EXTRACTED INFORMATION >>
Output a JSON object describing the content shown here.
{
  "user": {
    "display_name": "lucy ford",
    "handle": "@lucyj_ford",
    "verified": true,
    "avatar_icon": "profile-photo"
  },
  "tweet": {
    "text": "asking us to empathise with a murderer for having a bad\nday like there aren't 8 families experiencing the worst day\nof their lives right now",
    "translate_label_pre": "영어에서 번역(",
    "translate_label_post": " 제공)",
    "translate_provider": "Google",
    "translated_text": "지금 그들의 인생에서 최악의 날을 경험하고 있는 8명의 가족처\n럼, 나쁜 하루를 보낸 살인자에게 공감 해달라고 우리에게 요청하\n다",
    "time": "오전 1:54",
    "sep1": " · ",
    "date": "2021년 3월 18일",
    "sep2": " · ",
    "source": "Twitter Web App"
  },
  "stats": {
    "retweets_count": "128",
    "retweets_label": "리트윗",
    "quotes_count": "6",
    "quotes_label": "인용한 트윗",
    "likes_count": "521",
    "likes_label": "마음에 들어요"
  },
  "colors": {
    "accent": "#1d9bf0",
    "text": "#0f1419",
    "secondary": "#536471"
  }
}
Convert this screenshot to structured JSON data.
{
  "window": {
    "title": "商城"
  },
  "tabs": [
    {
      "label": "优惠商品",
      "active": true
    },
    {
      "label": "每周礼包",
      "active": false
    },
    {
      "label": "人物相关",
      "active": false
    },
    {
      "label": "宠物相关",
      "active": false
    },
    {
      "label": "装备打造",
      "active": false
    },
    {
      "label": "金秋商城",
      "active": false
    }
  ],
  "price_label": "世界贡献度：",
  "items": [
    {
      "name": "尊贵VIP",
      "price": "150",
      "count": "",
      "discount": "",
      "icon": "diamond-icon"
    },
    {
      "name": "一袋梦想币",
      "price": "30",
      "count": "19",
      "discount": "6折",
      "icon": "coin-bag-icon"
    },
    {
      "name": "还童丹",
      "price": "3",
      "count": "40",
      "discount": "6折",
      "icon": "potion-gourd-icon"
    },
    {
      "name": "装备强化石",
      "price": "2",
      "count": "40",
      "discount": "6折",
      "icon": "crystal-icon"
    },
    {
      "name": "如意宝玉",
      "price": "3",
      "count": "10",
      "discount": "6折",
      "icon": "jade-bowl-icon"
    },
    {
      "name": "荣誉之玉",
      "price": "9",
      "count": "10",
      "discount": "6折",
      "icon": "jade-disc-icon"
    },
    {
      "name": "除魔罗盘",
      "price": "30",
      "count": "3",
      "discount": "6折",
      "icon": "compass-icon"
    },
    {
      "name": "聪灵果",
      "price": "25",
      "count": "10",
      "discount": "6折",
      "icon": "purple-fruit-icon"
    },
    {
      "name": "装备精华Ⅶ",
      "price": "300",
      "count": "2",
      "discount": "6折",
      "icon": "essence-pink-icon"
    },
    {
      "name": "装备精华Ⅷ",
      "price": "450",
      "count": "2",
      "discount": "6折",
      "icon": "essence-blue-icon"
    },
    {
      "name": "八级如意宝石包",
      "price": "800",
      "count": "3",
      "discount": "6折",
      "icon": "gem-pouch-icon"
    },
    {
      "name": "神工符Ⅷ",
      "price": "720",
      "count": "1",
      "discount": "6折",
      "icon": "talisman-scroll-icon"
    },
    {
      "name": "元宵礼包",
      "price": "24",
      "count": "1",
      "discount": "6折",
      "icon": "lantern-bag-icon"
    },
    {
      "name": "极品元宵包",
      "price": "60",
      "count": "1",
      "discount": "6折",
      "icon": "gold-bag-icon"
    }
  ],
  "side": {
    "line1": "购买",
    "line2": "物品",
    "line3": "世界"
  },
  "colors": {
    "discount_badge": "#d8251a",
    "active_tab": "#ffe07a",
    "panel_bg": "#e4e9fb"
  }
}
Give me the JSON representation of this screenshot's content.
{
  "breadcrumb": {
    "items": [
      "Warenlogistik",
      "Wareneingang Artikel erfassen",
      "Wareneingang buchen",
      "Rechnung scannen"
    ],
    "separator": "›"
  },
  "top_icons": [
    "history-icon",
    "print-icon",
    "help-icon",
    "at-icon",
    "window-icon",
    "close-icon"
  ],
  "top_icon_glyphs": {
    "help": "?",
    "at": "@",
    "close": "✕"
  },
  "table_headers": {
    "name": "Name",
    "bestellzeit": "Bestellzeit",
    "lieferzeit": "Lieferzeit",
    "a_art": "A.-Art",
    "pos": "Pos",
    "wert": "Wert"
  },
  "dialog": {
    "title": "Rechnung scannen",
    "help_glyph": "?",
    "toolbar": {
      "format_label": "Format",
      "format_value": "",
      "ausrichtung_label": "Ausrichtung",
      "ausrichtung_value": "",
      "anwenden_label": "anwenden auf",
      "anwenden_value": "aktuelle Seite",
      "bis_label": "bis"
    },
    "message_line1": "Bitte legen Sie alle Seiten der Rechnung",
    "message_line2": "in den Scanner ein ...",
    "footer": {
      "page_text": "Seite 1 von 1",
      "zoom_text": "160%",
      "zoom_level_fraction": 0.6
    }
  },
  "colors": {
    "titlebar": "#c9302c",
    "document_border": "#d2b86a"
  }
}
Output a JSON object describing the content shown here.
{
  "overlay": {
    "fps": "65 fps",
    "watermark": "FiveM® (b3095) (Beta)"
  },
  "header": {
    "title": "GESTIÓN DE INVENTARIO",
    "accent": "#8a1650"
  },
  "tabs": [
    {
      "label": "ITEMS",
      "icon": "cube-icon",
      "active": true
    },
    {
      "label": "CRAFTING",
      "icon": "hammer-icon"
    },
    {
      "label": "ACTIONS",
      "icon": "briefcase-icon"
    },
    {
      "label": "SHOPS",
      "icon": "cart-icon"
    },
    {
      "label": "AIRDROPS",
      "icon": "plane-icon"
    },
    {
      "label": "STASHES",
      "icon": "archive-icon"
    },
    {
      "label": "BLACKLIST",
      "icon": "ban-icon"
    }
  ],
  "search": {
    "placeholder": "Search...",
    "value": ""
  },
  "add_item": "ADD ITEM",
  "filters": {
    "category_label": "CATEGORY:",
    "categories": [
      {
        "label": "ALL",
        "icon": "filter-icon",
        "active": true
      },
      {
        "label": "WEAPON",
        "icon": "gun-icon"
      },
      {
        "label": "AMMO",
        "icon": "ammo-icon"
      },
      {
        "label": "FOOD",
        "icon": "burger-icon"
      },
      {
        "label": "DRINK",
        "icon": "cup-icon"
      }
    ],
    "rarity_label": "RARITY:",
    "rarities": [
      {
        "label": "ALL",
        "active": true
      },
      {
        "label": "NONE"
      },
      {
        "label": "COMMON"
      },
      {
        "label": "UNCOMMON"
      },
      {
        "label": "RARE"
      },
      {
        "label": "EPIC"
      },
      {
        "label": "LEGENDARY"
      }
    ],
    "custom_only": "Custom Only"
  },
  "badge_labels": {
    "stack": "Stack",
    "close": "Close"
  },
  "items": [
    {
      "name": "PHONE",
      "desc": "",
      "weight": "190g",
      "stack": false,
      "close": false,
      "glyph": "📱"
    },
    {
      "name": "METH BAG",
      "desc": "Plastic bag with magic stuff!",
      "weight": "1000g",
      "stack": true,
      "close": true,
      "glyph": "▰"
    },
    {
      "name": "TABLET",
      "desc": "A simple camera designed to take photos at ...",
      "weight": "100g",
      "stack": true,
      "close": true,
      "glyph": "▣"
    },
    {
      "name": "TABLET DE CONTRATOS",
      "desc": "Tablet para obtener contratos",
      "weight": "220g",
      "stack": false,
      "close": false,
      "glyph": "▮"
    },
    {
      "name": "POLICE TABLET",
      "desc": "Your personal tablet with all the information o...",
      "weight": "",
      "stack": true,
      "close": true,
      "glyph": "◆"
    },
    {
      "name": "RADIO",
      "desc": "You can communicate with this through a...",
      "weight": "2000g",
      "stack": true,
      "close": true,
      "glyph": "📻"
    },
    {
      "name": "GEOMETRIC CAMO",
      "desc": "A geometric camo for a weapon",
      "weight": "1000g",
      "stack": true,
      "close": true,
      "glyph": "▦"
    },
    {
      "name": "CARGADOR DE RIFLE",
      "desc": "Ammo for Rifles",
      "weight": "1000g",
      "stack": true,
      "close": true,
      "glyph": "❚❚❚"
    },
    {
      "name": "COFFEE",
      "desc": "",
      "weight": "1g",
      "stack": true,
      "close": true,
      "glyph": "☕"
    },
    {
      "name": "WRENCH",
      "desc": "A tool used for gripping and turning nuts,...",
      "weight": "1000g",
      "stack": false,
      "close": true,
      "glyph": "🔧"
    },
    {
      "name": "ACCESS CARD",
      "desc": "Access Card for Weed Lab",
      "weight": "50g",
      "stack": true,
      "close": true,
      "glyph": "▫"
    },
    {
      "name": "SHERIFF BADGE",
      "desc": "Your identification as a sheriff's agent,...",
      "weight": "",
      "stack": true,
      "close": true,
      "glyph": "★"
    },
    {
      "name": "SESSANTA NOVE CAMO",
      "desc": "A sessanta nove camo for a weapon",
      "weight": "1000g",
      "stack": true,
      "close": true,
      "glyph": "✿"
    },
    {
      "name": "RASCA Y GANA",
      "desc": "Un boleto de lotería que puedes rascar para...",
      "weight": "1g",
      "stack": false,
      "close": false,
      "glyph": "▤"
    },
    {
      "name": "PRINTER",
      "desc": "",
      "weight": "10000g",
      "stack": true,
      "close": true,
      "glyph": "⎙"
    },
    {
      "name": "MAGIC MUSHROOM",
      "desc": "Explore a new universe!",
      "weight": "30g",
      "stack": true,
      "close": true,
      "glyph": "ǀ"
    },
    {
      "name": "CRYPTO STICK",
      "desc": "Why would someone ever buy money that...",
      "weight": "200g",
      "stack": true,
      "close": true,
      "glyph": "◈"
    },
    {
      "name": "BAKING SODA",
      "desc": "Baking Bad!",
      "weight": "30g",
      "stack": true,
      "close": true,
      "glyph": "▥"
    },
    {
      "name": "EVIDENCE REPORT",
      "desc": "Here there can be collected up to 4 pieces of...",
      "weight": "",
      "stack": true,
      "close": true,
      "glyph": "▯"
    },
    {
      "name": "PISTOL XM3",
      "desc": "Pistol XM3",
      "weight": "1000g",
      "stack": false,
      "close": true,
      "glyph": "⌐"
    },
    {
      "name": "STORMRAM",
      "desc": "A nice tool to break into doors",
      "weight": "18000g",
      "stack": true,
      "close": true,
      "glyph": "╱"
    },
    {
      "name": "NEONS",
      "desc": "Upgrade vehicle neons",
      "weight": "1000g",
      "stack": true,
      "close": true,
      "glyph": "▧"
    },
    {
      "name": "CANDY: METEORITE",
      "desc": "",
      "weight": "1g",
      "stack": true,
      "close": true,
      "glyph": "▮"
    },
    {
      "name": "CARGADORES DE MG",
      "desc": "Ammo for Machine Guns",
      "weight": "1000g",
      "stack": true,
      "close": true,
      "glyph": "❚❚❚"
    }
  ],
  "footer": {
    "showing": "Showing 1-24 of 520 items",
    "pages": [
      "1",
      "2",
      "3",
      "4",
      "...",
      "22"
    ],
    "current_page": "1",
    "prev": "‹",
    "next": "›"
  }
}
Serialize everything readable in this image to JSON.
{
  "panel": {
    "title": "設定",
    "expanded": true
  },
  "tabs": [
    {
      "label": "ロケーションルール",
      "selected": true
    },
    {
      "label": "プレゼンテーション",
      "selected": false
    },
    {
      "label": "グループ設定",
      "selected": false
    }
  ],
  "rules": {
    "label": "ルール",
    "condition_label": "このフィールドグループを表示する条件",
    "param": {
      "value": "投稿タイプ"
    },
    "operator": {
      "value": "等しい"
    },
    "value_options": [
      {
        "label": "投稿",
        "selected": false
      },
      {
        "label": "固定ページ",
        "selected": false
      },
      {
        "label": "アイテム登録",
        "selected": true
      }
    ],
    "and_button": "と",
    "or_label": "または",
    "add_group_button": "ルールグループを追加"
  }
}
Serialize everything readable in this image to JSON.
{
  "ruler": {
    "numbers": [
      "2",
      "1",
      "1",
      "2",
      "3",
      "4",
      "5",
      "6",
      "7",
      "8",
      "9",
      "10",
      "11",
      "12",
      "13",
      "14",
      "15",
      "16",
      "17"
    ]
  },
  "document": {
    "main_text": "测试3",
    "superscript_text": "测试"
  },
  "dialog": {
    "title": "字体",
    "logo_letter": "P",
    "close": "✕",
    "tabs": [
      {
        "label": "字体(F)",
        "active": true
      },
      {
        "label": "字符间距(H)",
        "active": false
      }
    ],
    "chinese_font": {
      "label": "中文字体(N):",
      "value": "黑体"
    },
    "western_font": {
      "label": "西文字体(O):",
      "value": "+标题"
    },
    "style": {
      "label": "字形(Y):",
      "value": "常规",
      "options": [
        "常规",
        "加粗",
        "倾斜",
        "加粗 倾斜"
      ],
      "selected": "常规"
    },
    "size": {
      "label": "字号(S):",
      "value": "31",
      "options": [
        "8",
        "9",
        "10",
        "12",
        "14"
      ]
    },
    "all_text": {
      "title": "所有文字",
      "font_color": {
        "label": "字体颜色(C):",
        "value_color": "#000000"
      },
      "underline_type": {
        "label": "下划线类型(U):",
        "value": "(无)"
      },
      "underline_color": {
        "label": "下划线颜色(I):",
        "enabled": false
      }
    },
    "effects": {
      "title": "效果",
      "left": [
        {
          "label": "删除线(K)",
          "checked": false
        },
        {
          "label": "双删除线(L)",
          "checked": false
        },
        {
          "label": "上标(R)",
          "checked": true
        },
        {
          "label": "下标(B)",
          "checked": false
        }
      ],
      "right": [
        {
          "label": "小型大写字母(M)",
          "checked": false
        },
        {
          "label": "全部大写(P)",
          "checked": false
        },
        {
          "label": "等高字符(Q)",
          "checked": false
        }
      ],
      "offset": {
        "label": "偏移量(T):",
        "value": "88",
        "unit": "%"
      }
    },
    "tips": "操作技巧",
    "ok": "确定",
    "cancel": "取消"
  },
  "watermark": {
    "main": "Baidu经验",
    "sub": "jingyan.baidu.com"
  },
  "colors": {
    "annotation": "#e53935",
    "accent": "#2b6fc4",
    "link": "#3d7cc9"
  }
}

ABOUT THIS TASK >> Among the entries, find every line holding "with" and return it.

ANSWER BELOW >>
    "text": "asking us to empathise with a murderer for having a bad\nday like there aren't 8 families experiencing the worst day\nof their lives right now",
      "desc": "Plastic bag with magic stuff!",
      "desc": "Your personal tablet with all the information o...",
      "desc": "You can communicate with this through a...",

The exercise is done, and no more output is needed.